The number of lines holding "tasks" is all you should give; count them in the records below.

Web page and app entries
++++++++++++++++++++

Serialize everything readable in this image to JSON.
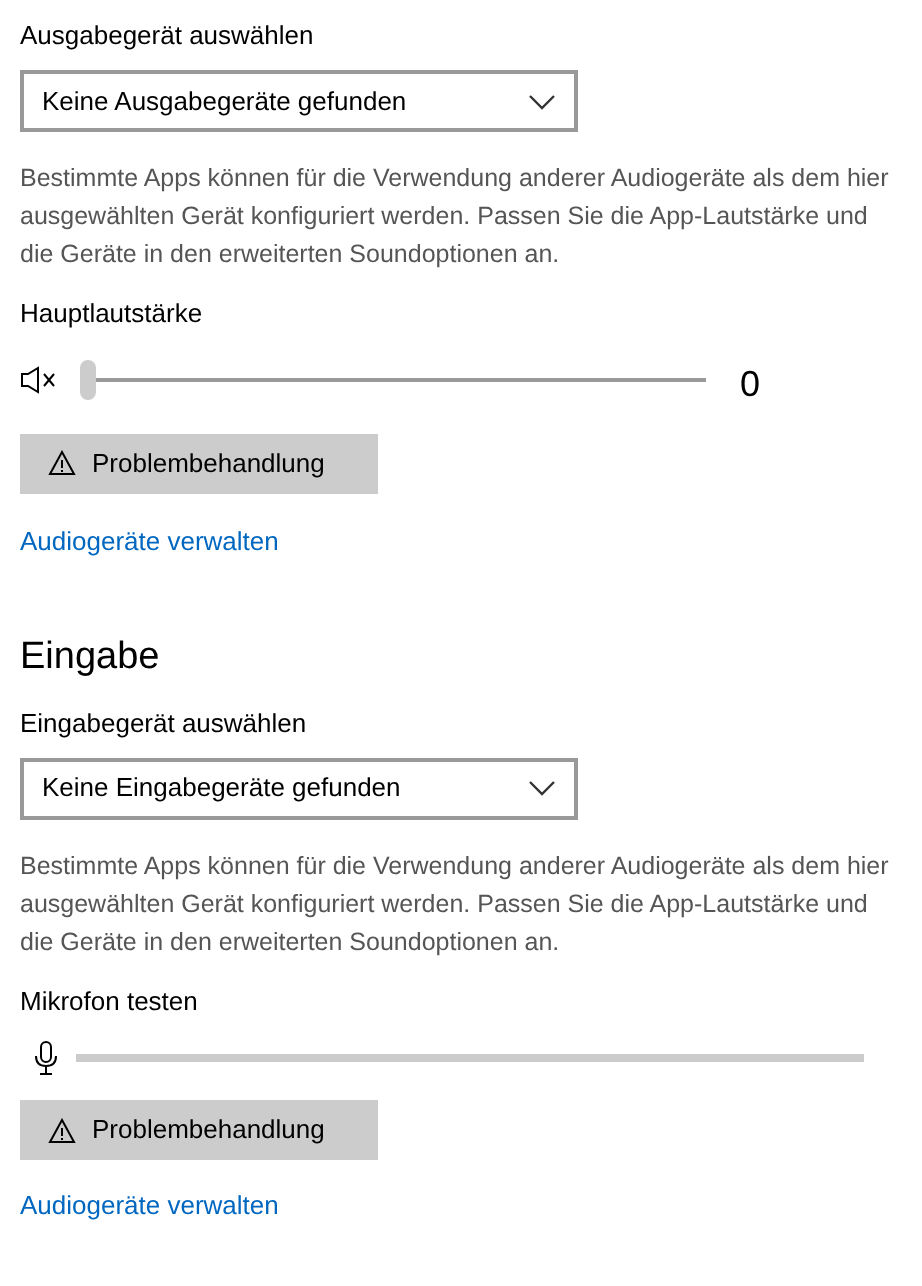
{
  "output": {
    "device_label": "Ausgabegerät auswählen",
    "device_dropdown": {
      "value": "Keine Ausgabegeräte gefunden"
    },
    "info": "Bestimmte Apps können für die Verwendung anderer Audiogeräte als dem hier ausgewählten Gerät konfiguriert werden. Passen Sie die App-Lautstärke und die Geräte in den erweiterten Soundoptionen an.",
    "volume_label": "Hauptlautstärke",
    "volume": {
      "level": 0,
      "reading": "0",
      "muted": true
    },
    "troubleshoot_button": "Problembehandlung",
    "manage_link": "Audiogeräte verwalten"
  },
  "input": {
    "heading": "Eingabe",
    "device_label": "Eingabegerät auswählen",
    "device_dropdown": {
      "value": "Keine Eingabegeräte gefunden"
    },
    "info": "Bestimmte Apps können für die Verwendung anderer Audiogeräte als dem hier ausgewählten Gerät konfiguriert werden. Passen Sie die App-Lautstärke und die Geräte in den erweiterten Soundoptionen an.",
    "test_label": "Mikrofon testen",
    "mic": {
      "level": 0
    },
    "troubleshoot_button": "Problembehandlung",
    "manage_link": "Audiogeräte verwalten"
  }
}
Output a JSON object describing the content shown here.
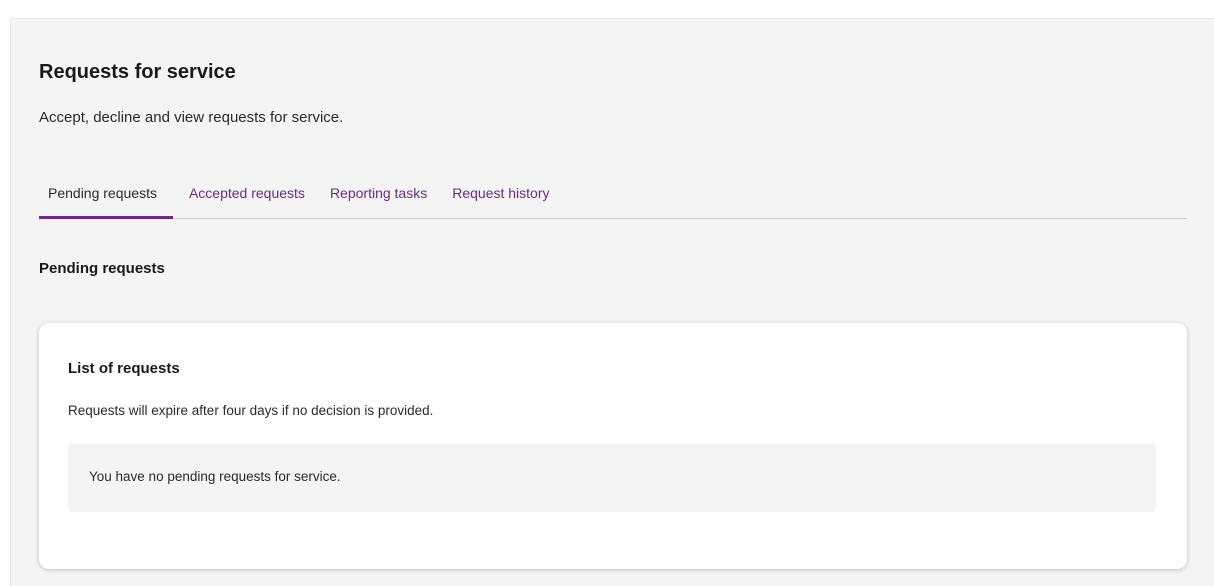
{
  "page": {
    "title": "Requests for service",
    "subtitle": "Accept, decline and view requests for service."
  },
  "tabs": [
    {
      "label": "Pending requests",
      "active": true
    },
    {
      "label": "Accepted requests",
      "active": false
    },
    {
      "label": "Reporting tasks",
      "active": false
    },
    {
      "label": "Request history",
      "active": false
    }
  ],
  "section": {
    "heading": "Pending requests"
  },
  "card": {
    "title": "List of requests",
    "description": "Requests will expire after four days if no decision is provided.",
    "empty_message": "You have no pending requests for service."
  },
  "colors": {
    "accent": "#6b2a8a",
    "page_background": "#f4f4f4",
    "card_background": "#ffffff"
  }
}
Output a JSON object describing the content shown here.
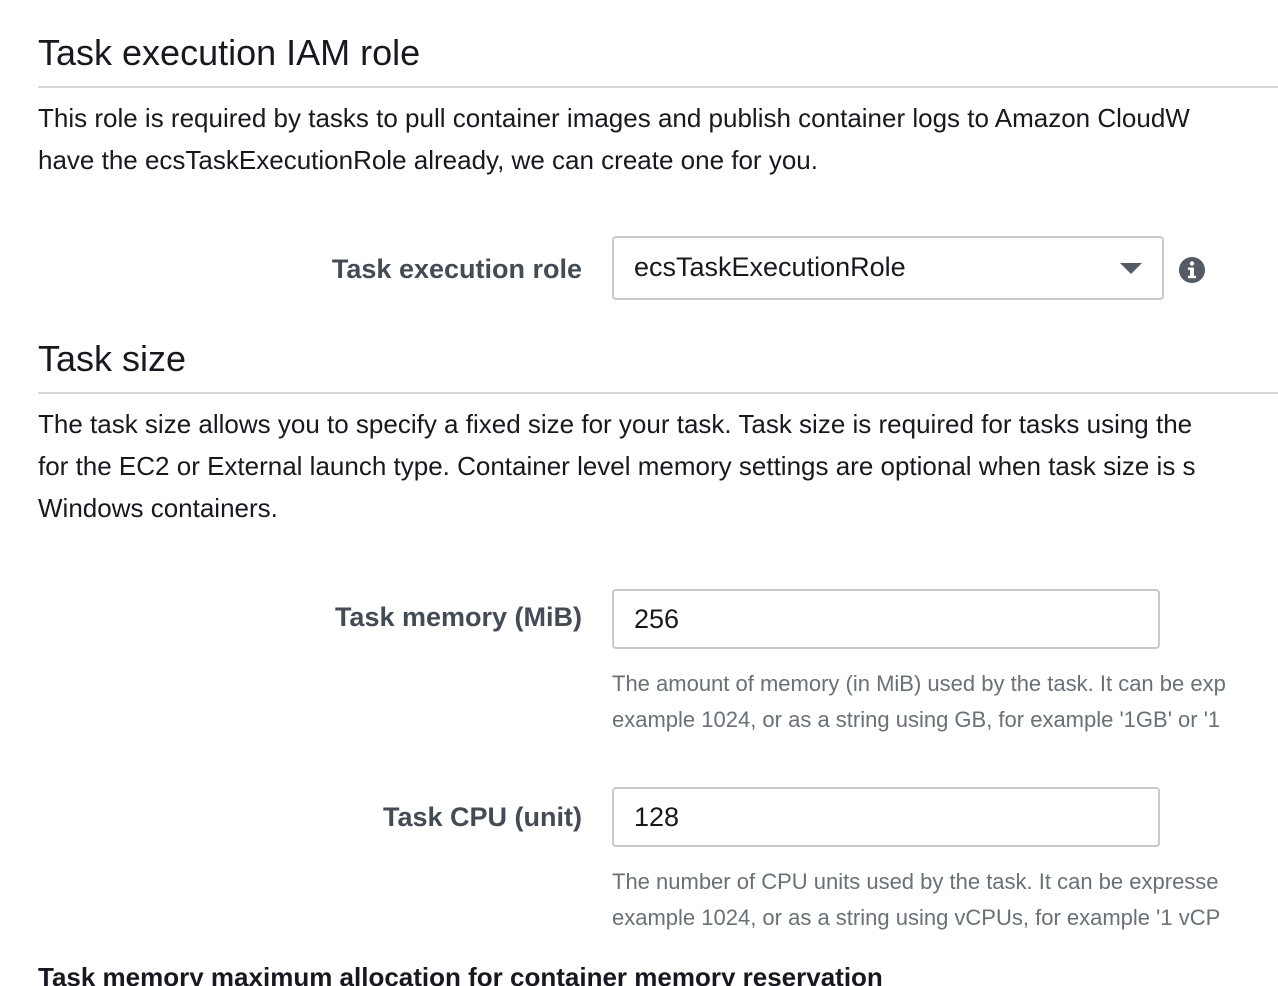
{
  "exec_role_section": {
    "title": "Task execution IAM role",
    "desc_line1": "This role is required by tasks to pull container images and publish container logs to Amazon CloudW",
    "desc_line2": "have the ecsTaskExecutionRole already, we can create one for you.",
    "field_label": "Task execution role",
    "selected_value": "ecsTaskExecutionRole",
    "info_icon": "info-circle-icon"
  },
  "task_size_section": {
    "title": "Task size",
    "desc_line1": "The task size allows you to specify a fixed size for your task. Task size is required for tasks using the",
    "desc_line2": "for the EC2 or External launch type. Container level memory settings are optional when task size is s",
    "desc_line3": "Windows containers.",
    "memory": {
      "label": "Task memory (MiB)",
      "value": "256",
      "help_line1": "The amount of memory (in MiB) used by the task. It can be exp",
      "help_line2": "example 1024, or as a string using GB, for example '1GB' or '1"
    },
    "cpu": {
      "label": "Task CPU (unit)",
      "value": "128",
      "help_line1": "The number of CPU units used by the task. It can be expresse",
      "help_line2": "example 1024, or as a string using vCPUs, for example '1 vCP"
    }
  },
  "next_heading": "Task memory maximum allocation for container memory reservation",
  "colors": {
    "text": "#16191f",
    "label": "#444b55",
    "help": "#687078",
    "border": "#c6cacd",
    "rule": "#d5dbdb"
  }
}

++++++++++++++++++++

> **RESULT OF THIS TASK**
3